Study material:
↓

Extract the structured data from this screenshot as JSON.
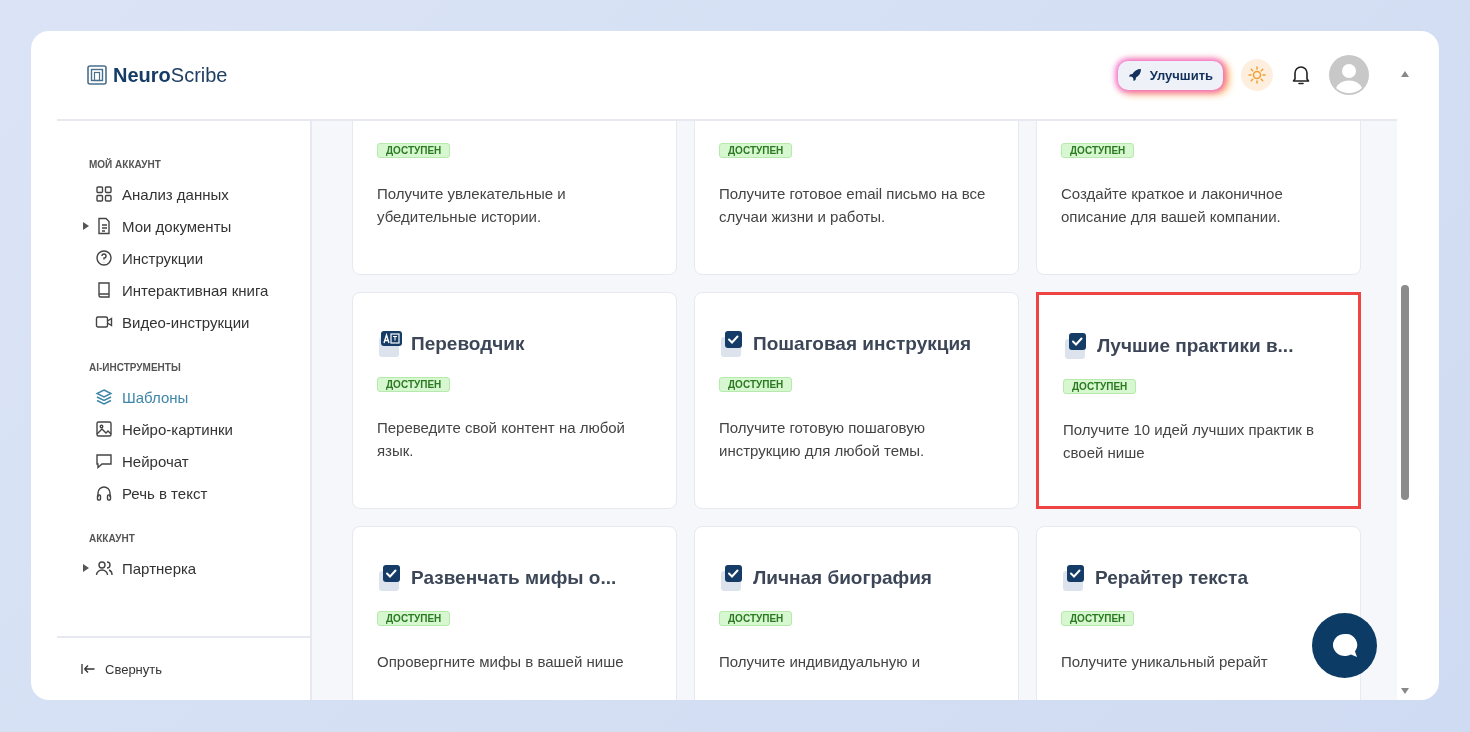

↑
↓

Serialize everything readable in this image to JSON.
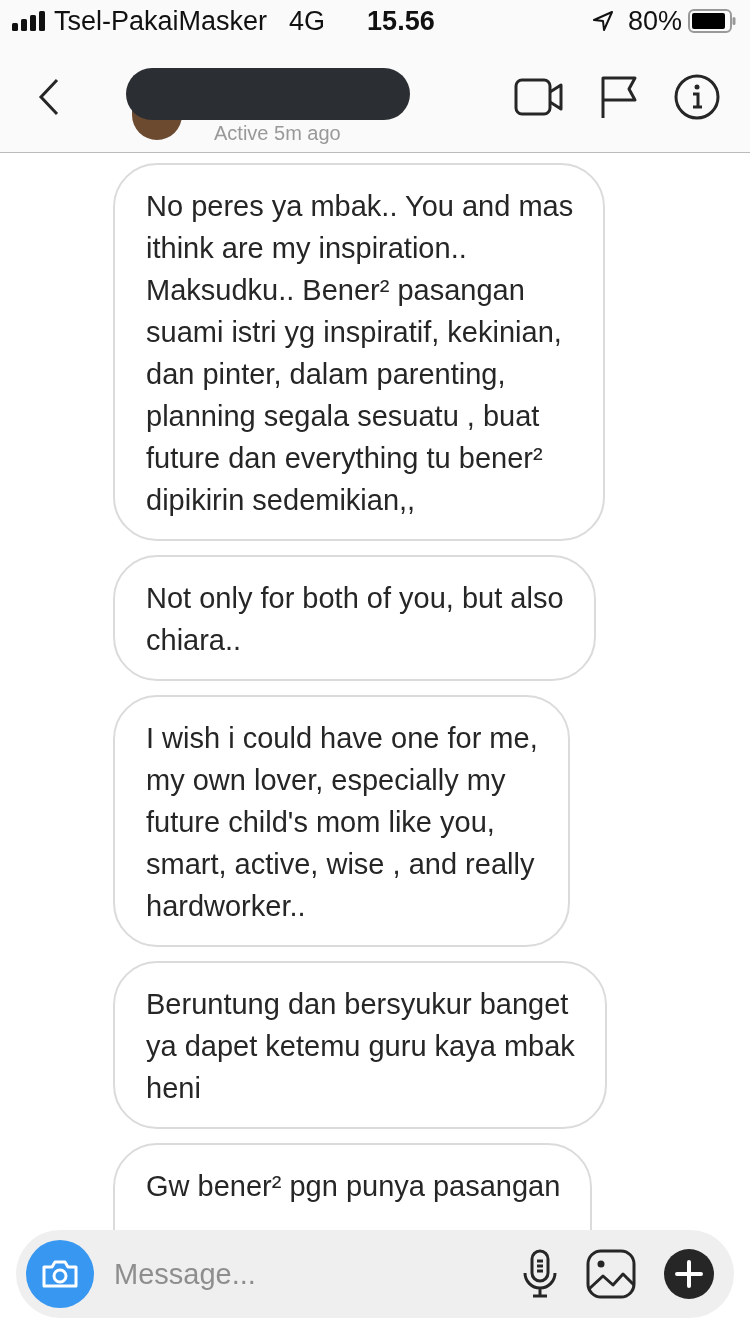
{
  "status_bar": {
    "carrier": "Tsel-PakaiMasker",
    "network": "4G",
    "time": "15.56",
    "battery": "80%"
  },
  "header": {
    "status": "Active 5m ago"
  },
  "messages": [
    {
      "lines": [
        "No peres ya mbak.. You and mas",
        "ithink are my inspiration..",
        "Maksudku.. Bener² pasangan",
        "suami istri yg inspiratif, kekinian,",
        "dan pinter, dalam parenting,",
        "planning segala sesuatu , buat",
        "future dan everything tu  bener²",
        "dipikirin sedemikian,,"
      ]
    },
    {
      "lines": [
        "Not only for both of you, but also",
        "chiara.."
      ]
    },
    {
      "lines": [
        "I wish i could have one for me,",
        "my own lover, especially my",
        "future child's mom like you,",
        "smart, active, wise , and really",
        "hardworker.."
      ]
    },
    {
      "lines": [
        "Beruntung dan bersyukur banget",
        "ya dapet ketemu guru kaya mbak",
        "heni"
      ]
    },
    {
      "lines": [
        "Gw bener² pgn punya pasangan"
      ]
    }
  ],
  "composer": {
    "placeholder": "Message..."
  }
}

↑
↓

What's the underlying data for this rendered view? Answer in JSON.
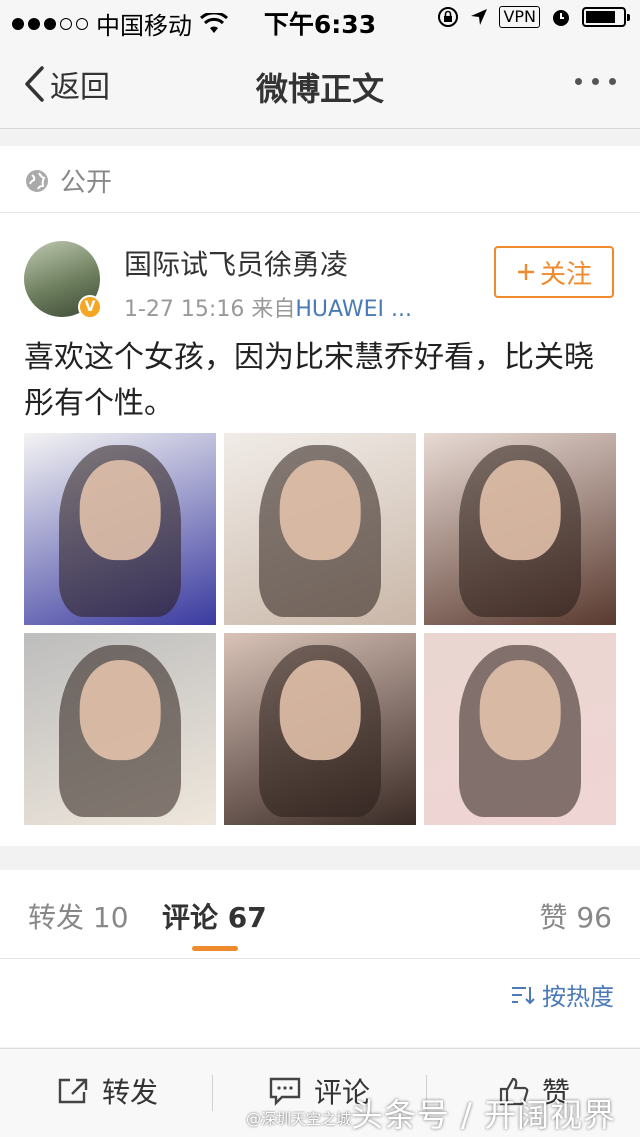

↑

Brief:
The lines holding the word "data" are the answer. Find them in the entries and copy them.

Answer to this problem:
Extract the structured data from this screenshot as JSON.
What's the underlying data for this rendered view? Answer in JSON.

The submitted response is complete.